“This is a very diverse movement as it stands right now,“ said Degraw. "But obviously we need to do more work to get into the African-American communities and to get into all different ethnic backgrounds, the Latino community as well.”

The African American leaders were drawn in by the issue of income inequality.  More than 15 percent of black Americans are unemployed, compared with an overall jobless rate of 8.6 percent.

Occupy The Dream has three immediate demands: an increase in federal grants for university education, a halt to home foreclosures, and a $100 billion fund from Wall Street banks for new jobs and neighborhood investment.

I can definitely get behind their three demands! :)


Queen Mother of Harlem #OWS #OccupyTheHood #OccupyHarlem (by adele pham)

Stand with Queen Mother Dr. Blakely and the Shareholders, Tenants of 477 West 142 Street HDFC (low -income housing for women and children) as she fights for justice against known, indicted predatory lenders and mortgage fraud.

 ‘Occupy the Hood’: Including all of the 99% - Features - Al Jazeera English

“Just one week into the Occupy Wall Street movement, some activists identified what they considered a major flaw in the organising process, saying that people of colour in the United States were left out of the initial mobilisation.

From the start, the Occupy movement has prided itself on representing "99 per cent” of the population, meaning they have vastly different experiences from the highest earning one per cent, who have a much stronger ability to control and affect both the financial system and the government.

But some activists view the 99 per cent claim critically, saying that they were not included, and therefore the claim is problematic.

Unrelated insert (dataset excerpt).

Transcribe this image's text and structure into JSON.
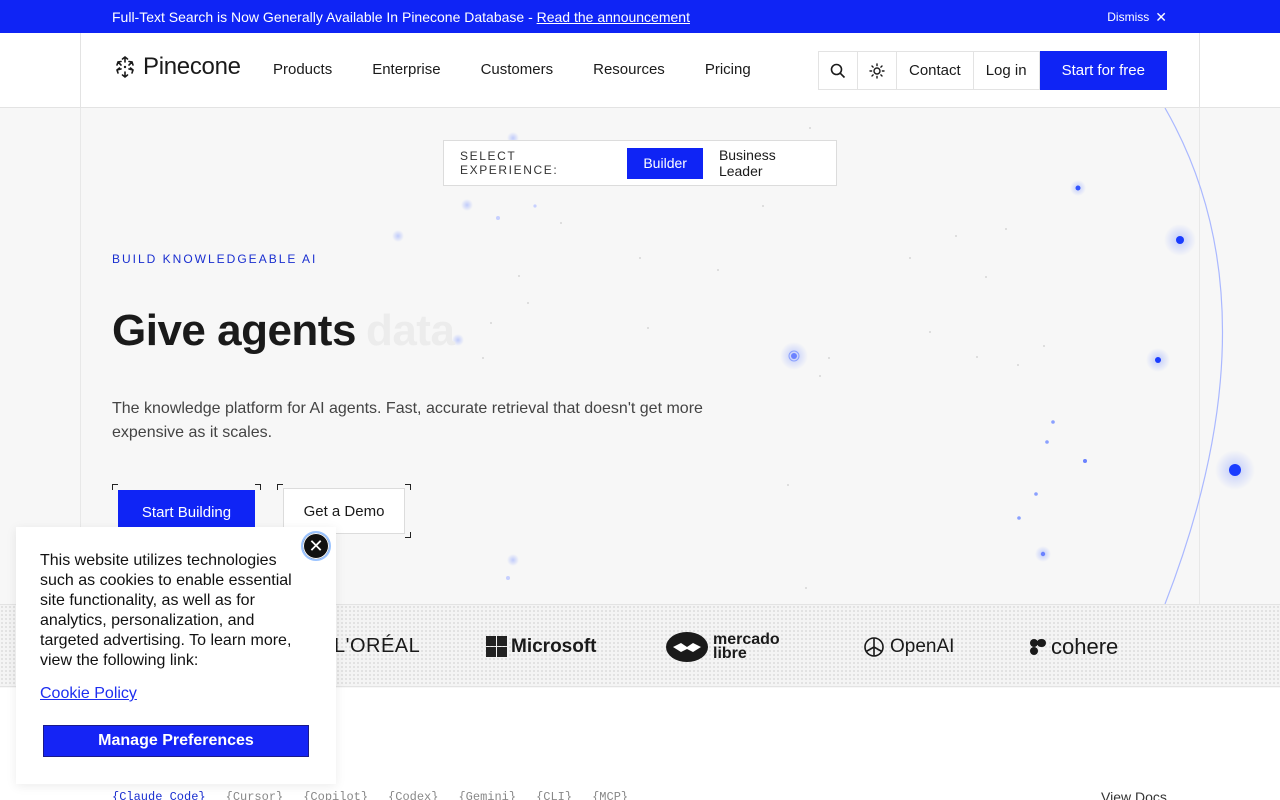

As soon as Malik Rhaasan began to use Facebook and Twitter for his idea of “Occupy the Hood”, an Occupy sub-organisation that would aim to bring people of colour into the organising process, it began to catch on… (Read More)“